This is a super easy recipe, the lengthiest part is drying out out the chickpeas and they can be done up to two days in advance as long as they are kept in an air tight container.
I love pesto, and although there are plently of dairy free alternatives out there I have yet to find a dairy and nut free alternative – If you know of any please let me know! I have made this before removing the nut element entirely but without that crunch it really isn’t the same. Then yesterday it came to me, I was thinking about foods you can dry out as alternative snacks after a friend recommended making kale crisps, I used to dryout chichpeas and salt them with spices as a snack back in university. My little one isn’t alleric to chick peas and it dawned on me they would offer the perfect crunch and slightly nutty flavour that I’d been looking for to make my pesto.
Experimenting began and without too many trial and errors the perfect pesto was made. The best bit, I made it for me thinking that it was one that the toddler would enjoy when he’s a bit older, but after seeing mummy eating peppa pigs favourite ‘peesegetti’ he had to have a bowl too! Double win!
- 30g fresh basil
- 240g Chickpeas
- 1/2 cup of Olive oil
- 3 cloves of garlic
- Salt and pepper to taste
- 50g Violife prosociano grated
- First you have to dry out the chickpeas to get that nice nutty crunch any good pesto should have. Preheat the over to 200°c, rinse the chickpeas and spead out on a baking tray, cook for 40mins then turn down to 110°c for 30mins. Cook until slightly golden and crisp
- Blend the basil, garlic, olive oil, a handful of the chickpeas and the grated cheese together until smooth.
- Cook your pasta or spaghetti according to the packets instructions, and drain
- Pour the the pesto into your pasta and mix through
- Serve with a rocket salad, and some extra grated violife prosociano

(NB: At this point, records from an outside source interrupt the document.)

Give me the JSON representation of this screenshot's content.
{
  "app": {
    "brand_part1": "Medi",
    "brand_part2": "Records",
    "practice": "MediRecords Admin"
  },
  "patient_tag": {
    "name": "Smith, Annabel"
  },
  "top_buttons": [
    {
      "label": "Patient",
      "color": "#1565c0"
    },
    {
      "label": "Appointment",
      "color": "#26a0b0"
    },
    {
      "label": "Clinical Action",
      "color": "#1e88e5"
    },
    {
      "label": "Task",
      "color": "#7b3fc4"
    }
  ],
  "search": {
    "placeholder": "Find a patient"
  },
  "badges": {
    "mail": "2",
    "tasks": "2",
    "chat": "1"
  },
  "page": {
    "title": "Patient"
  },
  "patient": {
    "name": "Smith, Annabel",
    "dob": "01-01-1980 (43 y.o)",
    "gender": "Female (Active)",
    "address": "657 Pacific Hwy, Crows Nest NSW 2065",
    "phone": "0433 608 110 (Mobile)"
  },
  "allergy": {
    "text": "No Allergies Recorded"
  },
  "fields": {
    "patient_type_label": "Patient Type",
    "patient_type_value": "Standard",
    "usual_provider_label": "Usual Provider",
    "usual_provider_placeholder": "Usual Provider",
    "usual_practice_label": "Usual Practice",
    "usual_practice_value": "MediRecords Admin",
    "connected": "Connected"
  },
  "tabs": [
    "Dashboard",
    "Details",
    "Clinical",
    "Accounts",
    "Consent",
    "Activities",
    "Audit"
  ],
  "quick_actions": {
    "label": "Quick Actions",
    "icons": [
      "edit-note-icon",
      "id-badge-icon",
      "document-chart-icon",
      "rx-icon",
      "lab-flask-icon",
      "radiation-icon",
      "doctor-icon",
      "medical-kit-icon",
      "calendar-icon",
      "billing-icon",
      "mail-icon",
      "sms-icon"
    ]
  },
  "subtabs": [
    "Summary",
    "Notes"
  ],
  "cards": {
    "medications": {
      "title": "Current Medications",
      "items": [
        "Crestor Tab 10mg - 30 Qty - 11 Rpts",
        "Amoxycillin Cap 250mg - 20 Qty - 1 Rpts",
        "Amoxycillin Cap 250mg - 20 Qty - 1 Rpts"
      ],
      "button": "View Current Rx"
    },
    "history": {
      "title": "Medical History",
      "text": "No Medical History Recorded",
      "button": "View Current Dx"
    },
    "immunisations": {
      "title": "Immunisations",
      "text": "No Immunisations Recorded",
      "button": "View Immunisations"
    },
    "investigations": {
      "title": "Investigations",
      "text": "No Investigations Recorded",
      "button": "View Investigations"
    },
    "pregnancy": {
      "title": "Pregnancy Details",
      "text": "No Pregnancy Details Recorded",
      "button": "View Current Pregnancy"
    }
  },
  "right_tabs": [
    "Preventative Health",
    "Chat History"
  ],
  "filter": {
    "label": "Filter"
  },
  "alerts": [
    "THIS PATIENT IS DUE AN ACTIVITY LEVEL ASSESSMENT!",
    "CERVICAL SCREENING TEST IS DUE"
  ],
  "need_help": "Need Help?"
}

Top tip: the left over chick peas make a great snack, i loke to spinkle them with a bit of salt, pepper, paprika and garlic granules for added flavour!